Rio Ferdinand has decided to shake hands with Ashley Cole prior to Chelsea and Manchester United's Premier League clash on Sunday, according to reports.
The Sun claim Rio and his brother Anton are ready to acknowledge not just Cole but John Terry, who is currently serving a four-match ban for racially insulting Anton.
Anton Ferdinand snubbed both Terry and Cole in September when Queens Park Rangers hosted Chelsea, but his Rio has not played against the Blues since February.
Both Cole and Ferdinand will likely come face-to-face for the first time since a series of incidents effectively ended their friendship.
Cole defended Terry in court and during his FA trial for allegedly racially abusing Anton, and labelled the football governing body a "bunch of twa*s" after they questioned his evidence.
Ferdinand faced Cole in February this year
Ferdinand meanwhile was fined £40,000 by the FA after he endorsed a tweet calling Cole a "choc ice" on Twitter. The term suggested the Chelsea left-back was black on the outside but white on the inside.
Ferdinand responded to the tweeter with "I hear you fella! Choc ice is classic hahahahahahha!"
The 33-year-old then deleted the tweet and attempted to diffuse suggestions he had reacted inappropriately.
Ferdinand and Cole had been close friends, emerging into the England first-team at the same time when Sven-Göran Eriksson was named coach of the national side in 2001. The duo's friendship also led to commercial ventures, when they executively produced the 2009 British film Dead Man Running.
On Wednesday evening the Ferdinand brothers released a statement expressing their gratitude to the under-fire Kick It Out campaign but warned there were "deep divisions" in football.
The Ferdinands released a statement on Wednesday night
It has been a year since the incident at Loftus Road. During that time, some of the deep divisions that exist in football have been exposed. In the coming months there will be ongoing discussions, we are sure, on finding a way forward. We intend to participate in these discussions, along with numerous other current and ex-professionals of all races, from the grass roots upwards, across the football community as a whole.
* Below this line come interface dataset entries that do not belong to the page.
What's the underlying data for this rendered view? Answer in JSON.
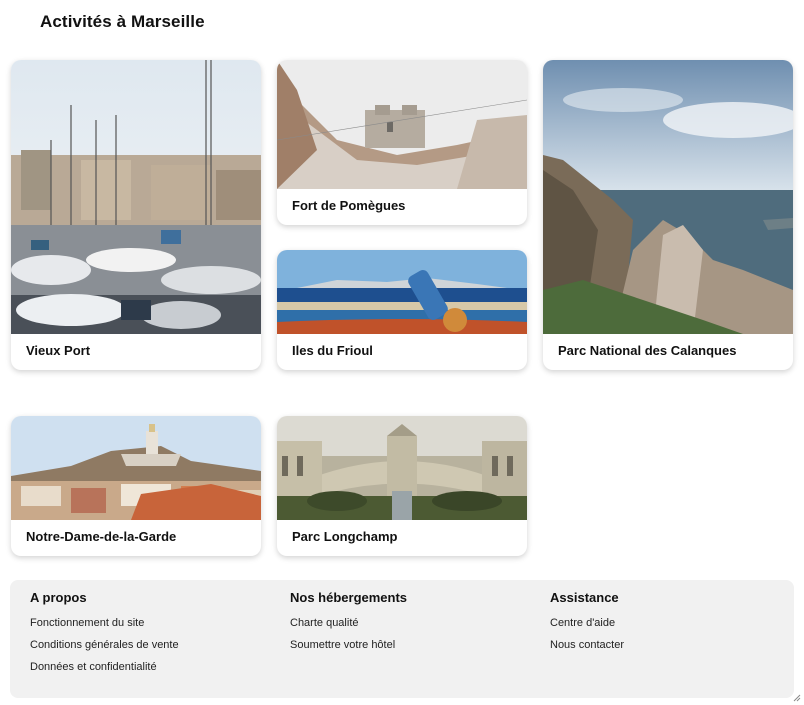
{
  "page": {
    "title": "Activités à Marseille"
  },
  "activities": [
    {
      "name": "Vieux Port"
    },
    {
      "name": "Fort de Pomègues"
    },
    {
      "name": "Iles du Frioul"
    },
    {
      "name": "Parc National des Calanques"
    },
    {
      "name": "Notre-Dame-de-la-Garde"
    },
    {
      "name": "Parc Longchamp"
    }
  ],
  "footer": {
    "columns": [
      {
        "title": "A propos",
        "links": [
          "Fonctionnement du site",
          "Conditions générales de vente",
          "Données et confidentialité"
        ]
      },
      {
        "title": "Nos hébergements",
        "links": [
          "Charte qualité",
          "Soumettre votre hôtel"
        ]
      },
      {
        "title": "Assistance",
        "links": [
          "Centre d'aide",
          "Nous contacter"
        ]
      }
    ]
  }
}
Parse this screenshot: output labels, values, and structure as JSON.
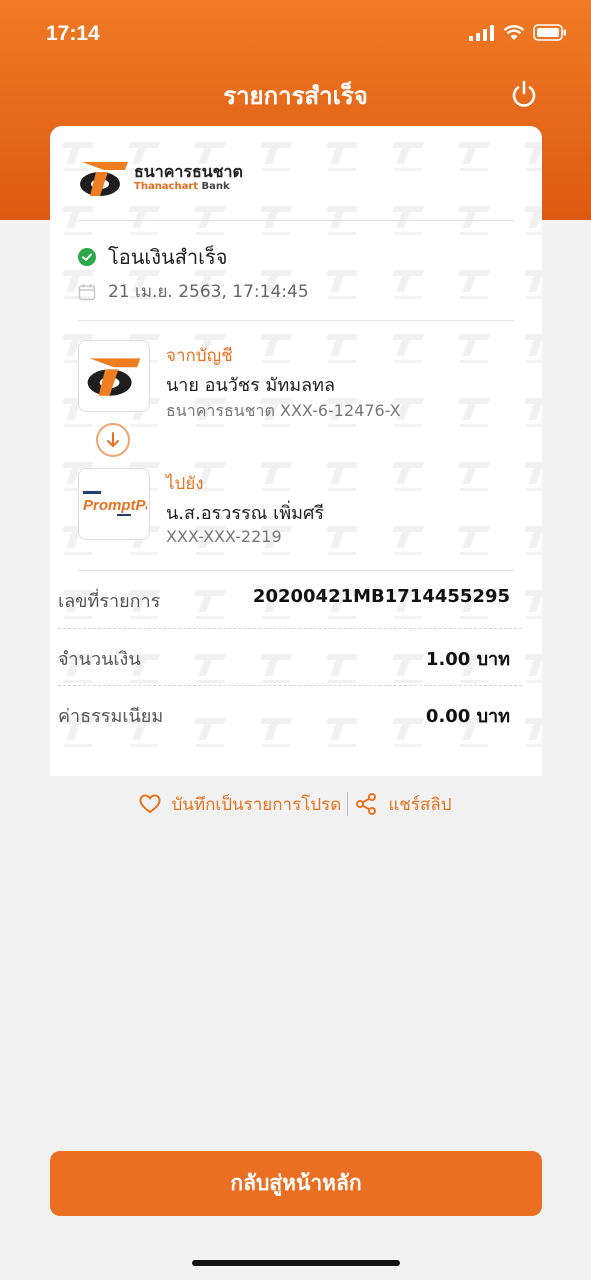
{
  "status_bar": {
    "time": "17:14"
  },
  "header": {
    "title": "รายการสำเร็จ"
  },
  "bank": {
    "name_th": "ธนาคารธนชาต",
    "name_en_1": "Thanachart",
    "name_en_2": "Bank"
  },
  "status": {
    "message": "โอนเงินสำเร็จ",
    "datetime": "21 เม.ย. 2563, 17:14:45"
  },
  "from": {
    "label": "จากบัญชี",
    "name": "นาย อนวัชร มัทมลทล",
    "account": "ธนาคารธนชาต XXX-6-12476-X"
  },
  "to": {
    "label": "ไปยัง",
    "name": "น.ส.อรวรรณ เพิ่มศรี",
    "account": "XXX-XXX-2219",
    "logo_text": "PromptPay"
  },
  "details": [
    {
      "label": "เลขที่รายการ",
      "value": "20200421MB1714455295"
    },
    {
      "label": "จำนวนเงิน",
      "value": "1.00 บาท"
    },
    {
      "label": "ค่าธรรมเนียม",
      "value": "0.00 บาท"
    }
  ],
  "actions": {
    "favorite": "บันทึกเป็นรายการโปรด",
    "share": "แชร์สลิป"
  },
  "button": {
    "home": "กลับสู่หน้าหลัก"
  },
  "colors": {
    "brand": "#ea6f22",
    "success": "#2aa84a"
  }
}
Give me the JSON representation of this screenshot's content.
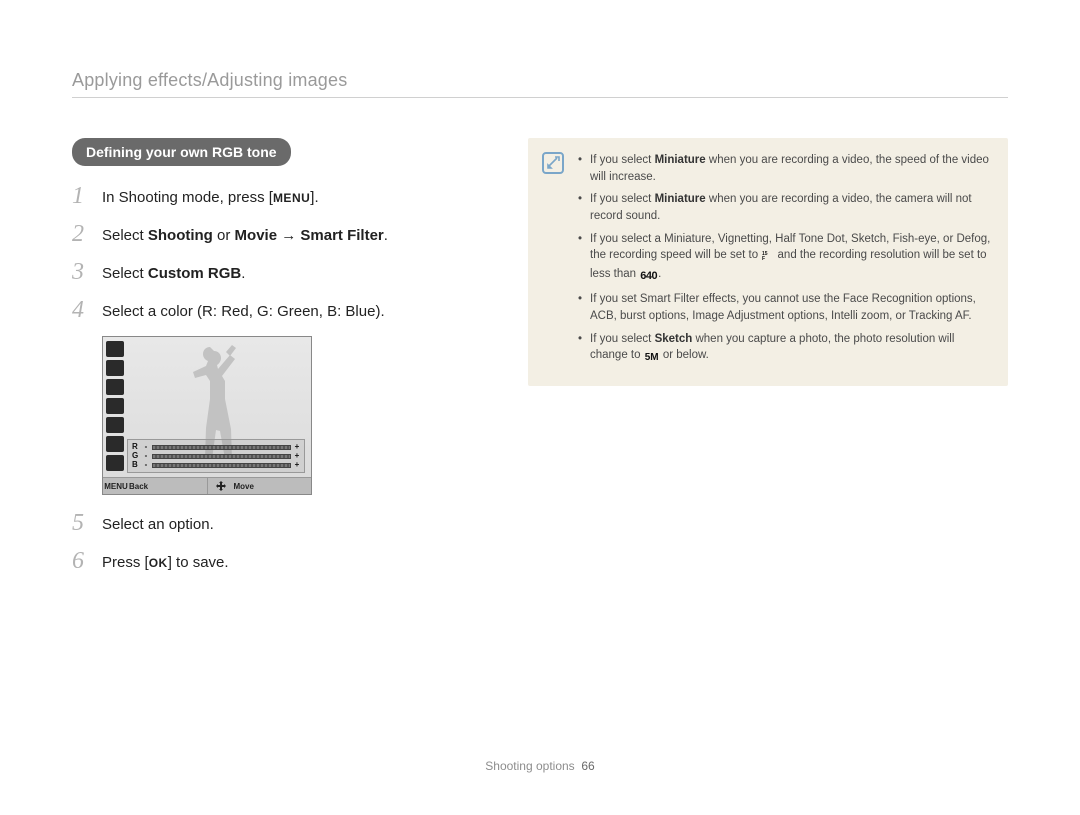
{
  "header": {
    "section_title": "Applying effects/Adjusting images"
  },
  "pill": {
    "label": "Defining your own RGB tone"
  },
  "steps": [
    {
      "num": "1",
      "pre": "In Shooting mode, press [",
      "kbd": "MENU",
      "post": "]."
    },
    {
      "num": "2",
      "html_parts": [
        "Select ",
        "Shooting",
        " or ",
        "Movie",
        " → ",
        "Smart Filter",
        "."
      ]
    },
    {
      "num": "3",
      "html_parts": [
        "Select ",
        "Custom RGB",
        "."
      ]
    },
    {
      "num": "4",
      "text": "Select a color (R: Red, G: Green, B: Blue)."
    },
    {
      "num": "5",
      "text": "Select an option."
    },
    {
      "num": "6",
      "pre": "Press [",
      "kbd": "OK",
      "post": "] to save."
    }
  ],
  "shot": {
    "rgb_labels": [
      "R",
      "G",
      "B"
    ],
    "back_kbd": "MENU",
    "back_label": "Back",
    "move_label": "Move"
  },
  "note": {
    "items": [
      {
        "parts": [
          "If you select ",
          {
            "b": "Miniature"
          },
          " when you are recording a video, the speed of the video will increase."
        ]
      },
      {
        "parts": [
          "If you select ",
          {
            "b": "Miniature"
          },
          " when you are recording a video, the camera will not record sound."
        ]
      },
      {
        "parts": [
          "If you select a Miniature, Vignetting, Half Tone Dot, Sketch, Fish-eye, or Defog, the recording speed will be set to ",
          {
            "icon": "fps15"
          },
          " and the recording resolution will be set to less than ",
          {
            "icon": "640"
          },
          "."
        ]
      },
      {
        "parts": [
          "If you set Smart Filter effects, you cannot use the Face Recognition options, ACB, burst options, Image Adjustment options, Intelli zoom, or Tracking AF."
        ]
      },
      {
        "parts": [
          "If you select ",
          {
            "b": "Sketch"
          },
          " when you capture a photo, the photo resolution will change to ",
          {
            "icon": "5m"
          },
          " or below."
        ]
      }
    ]
  },
  "footer": {
    "label": "Shooting options",
    "page": "66"
  }
}
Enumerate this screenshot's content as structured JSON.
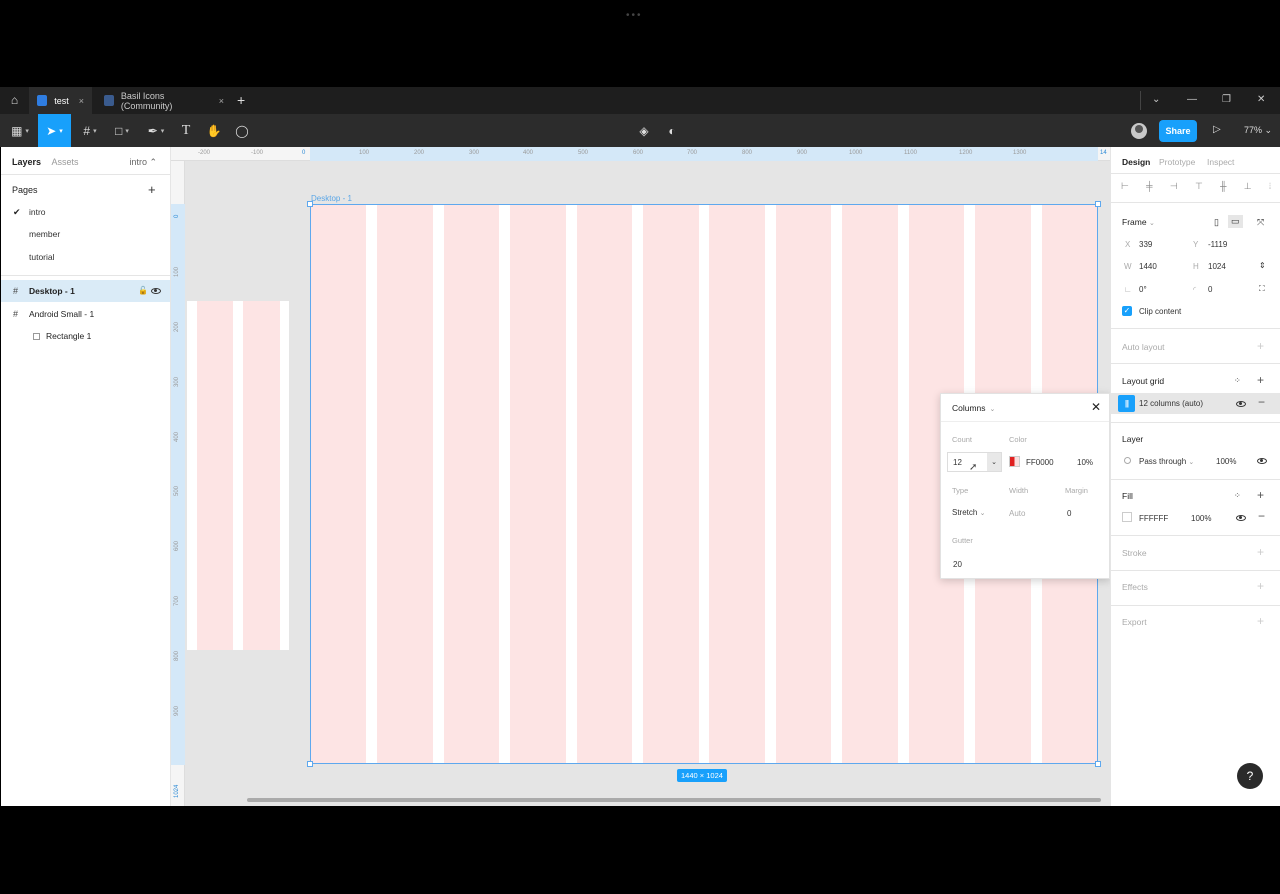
{
  "tabbar": {
    "tabs": [
      {
        "label": "test",
        "active": true
      },
      {
        "label": "Basil Icons (Community)",
        "active": false
      }
    ],
    "add_icon": "+",
    "close_icon": "×"
  },
  "toolbar": {
    "share_label": "Share",
    "zoom": "77%"
  },
  "left_panel": {
    "tab_layers": "Layers",
    "tab_assets": "Assets",
    "current_page": "intro",
    "pages_title": "Pages",
    "pages": [
      "intro",
      "member",
      "tutorial"
    ],
    "layers": [
      "Desktop - 1",
      "Android Small - 1",
      "Rectangle 1"
    ]
  },
  "canvas": {
    "frame_label": "Desktop - 1",
    "size_badge": "1440 × 1024",
    "ruler_top": [
      "-200",
      "-100",
      "0",
      "100",
      "200",
      "300",
      "400",
      "500",
      "600",
      "700",
      "800",
      "900",
      "1000",
      "1100",
      "1200",
      "1300",
      "14"
    ],
    "ruler_left": [
      "0",
      "100",
      "200",
      "300",
      "400",
      "500",
      "600",
      "700",
      "800",
      "900",
      "1024"
    ],
    "grid_color": "#fde4e4",
    "selection_color": "#5ea8ee"
  },
  "popup": {
    "title": "Columns",
    "count_label": "Count",
    "count_value": "12",
    "color_label": "Color",
    "color_hex": "FF0000",
    "color_opacity": "10%",
    "type_label": "Type",
    "type_value": "Stretch",
    "width_label": "Width",
    "width_value": "Auto",
    "margin_label": "Margin",
    "margin_value": "0",
    "gutter_label": "Gutter",
    "gutter_value": "20"
  },
  "right_panel": {
    "tabs": [
      "Design",
      "Prototype",
      "Inspect"
    ],
    "frame_title": "Frame",
    "x_label": "X",
    "x_value": "339",
    "y_label": "Y",
    "y_value": "-1119",
    "w_label": "W",
    "w_value": "1440",
    "h_label": "H",
    "h_value": "1024",
    "rotation_value": "0°",
    "radius_value": "0",
    "clip_content": "Clip content",
    "auto_layout": "Auto layout",
    "layout_grid": "Layout grid",
    "grid_item": "12 columns (auto)",
    "layer_title": "Layer",
    "blend_mode": "Pass through",
    "layer_opacity": "100%",
    "fill_title": "Fill",
    "fill_hex": "FFFFFF",
    "fill_opacity": "100%",
    "stroke": "Stroke",
    "effects": "Effects",
    "export": "Export"
  },
  "help_label": "?",
  "accent": "#18a0fb"
}
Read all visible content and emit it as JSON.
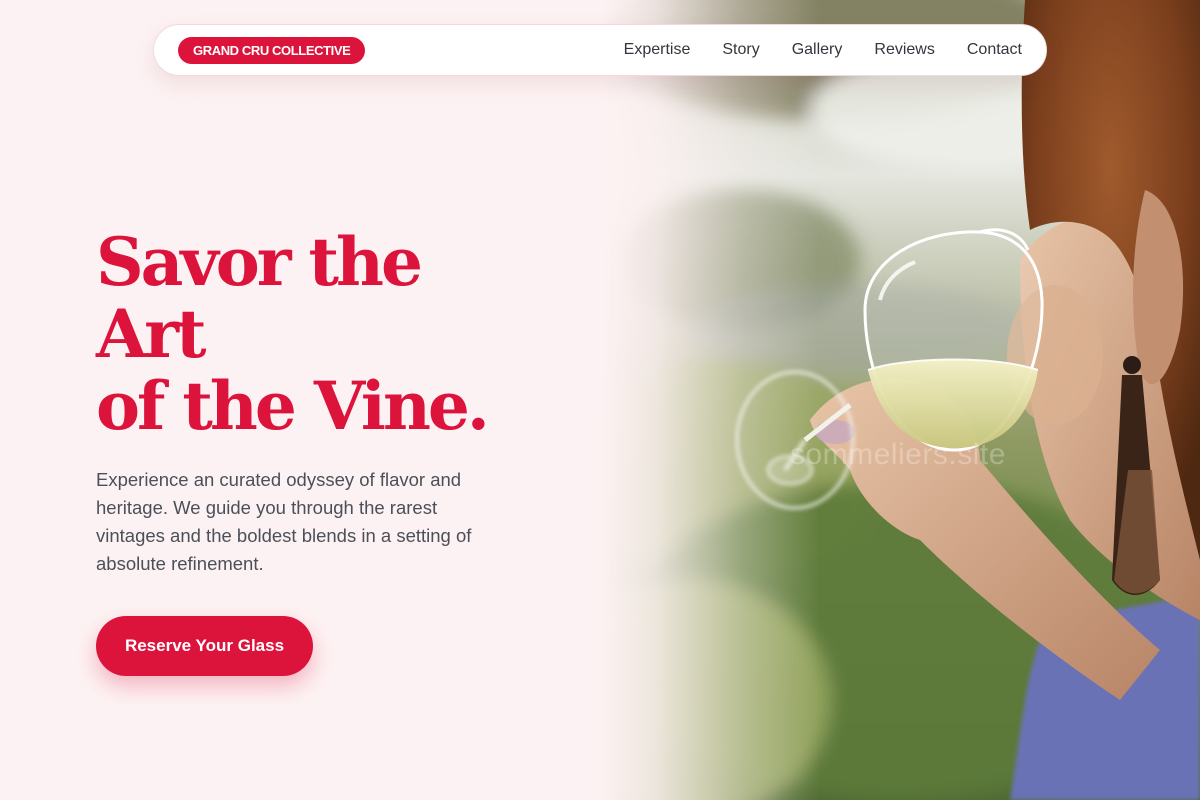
{
  "brand": {
    "name": "GRAND CRU COLLECTIVE"
  },
  "nav": {
    "items": [
      {
        "label": "Expertise"
      },
      {
        "label": "Story"
      },
      {
        "label": "Gallery"
      },
      {
        "label": "Reviews"
      },
      {
        "label": "Contact"
      }
    ]
  },
  "hero": {
    "headline_lines": [
      "Savor the",
      "Art",
      "of the Vine."
    ],
    "subtitle": "Experience an curated odyssey of flavor and heritage. We guide you through the rarest vintages and the boldest blends in a setting of absolute refinement.",
    "cta_label": "Reserve Your Glass",
    "image_watermark": "sommeliers.site"
  },
  "colors": {
    "accent": "#dc143c",
    "page_background": "#fdf2f3",
    "body_text": "#4b5058",
    "nav_text": "#33363d"
  },
  "icons": {
    "hero_image": "woman-drinking-white-wine-photo"
  }
}
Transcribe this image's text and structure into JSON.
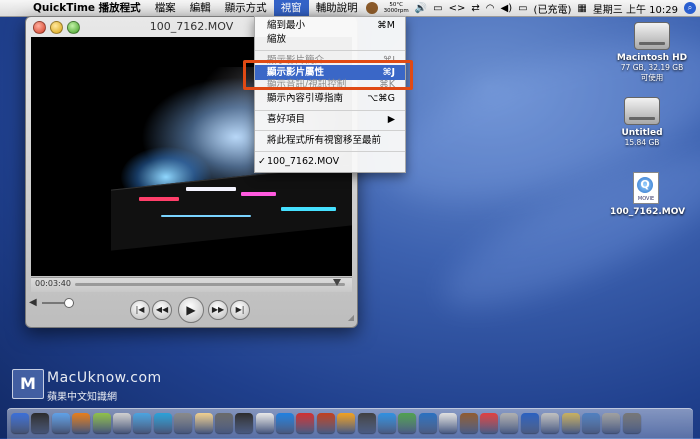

On the issue of Kick It Out, we would like to go on record to say what fantastic work they have done in the past regarding education and awareness. However, times change and organisations need to change with them. We are more than happy to join the discussion, privately, to make Kick It Out more relevant in its fight to stamp out racism in football.
Although we have been left disappointed by the PFA and the FA's actions over the last year, as a family, we are committed to working with football's existing organisations towards the betterment of the game and to achieve immediate action.
We would like to thank all the fans and the staff at Queens Park Rangers and Manchester United for their support in what has been a difficult year. In particular we want to thank Sir Alex Ferguson and Mark Hughes.
We will not be discussing publicly any issues connected with the case. We are now going to concentrate on playing football.
- Rio and Anton Ferdinand